### RECORDS PROVIDED:
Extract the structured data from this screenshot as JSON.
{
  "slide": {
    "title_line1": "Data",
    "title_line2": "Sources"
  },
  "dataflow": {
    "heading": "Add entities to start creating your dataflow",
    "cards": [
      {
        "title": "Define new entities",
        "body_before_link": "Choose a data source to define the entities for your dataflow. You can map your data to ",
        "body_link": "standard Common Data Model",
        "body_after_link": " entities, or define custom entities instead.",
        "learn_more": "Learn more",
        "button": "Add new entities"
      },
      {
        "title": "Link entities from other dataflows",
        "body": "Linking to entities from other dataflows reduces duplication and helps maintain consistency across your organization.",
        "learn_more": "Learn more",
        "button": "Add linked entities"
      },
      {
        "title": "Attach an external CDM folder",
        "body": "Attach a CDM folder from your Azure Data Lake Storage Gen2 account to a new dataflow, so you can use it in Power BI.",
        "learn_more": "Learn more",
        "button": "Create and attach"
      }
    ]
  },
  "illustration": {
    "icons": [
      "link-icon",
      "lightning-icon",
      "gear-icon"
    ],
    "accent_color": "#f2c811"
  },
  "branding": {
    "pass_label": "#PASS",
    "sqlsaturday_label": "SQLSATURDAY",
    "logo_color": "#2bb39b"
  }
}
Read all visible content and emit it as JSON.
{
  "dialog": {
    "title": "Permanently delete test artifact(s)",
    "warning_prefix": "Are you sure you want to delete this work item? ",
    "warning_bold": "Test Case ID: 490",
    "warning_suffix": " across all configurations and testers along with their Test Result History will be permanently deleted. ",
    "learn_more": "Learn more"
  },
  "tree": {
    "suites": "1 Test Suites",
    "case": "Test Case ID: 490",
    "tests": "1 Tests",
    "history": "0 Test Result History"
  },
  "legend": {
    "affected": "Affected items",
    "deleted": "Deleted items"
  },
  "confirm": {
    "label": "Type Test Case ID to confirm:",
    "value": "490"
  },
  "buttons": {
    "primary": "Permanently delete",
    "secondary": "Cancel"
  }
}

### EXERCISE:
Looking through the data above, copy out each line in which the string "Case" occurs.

### SOLUTION TO THE PROBLEM:
    "warning_bold": "Test Case ID: 490",
    "case": "Test Case ID: 490",
    "label": "Type Test Case ID to confirm:",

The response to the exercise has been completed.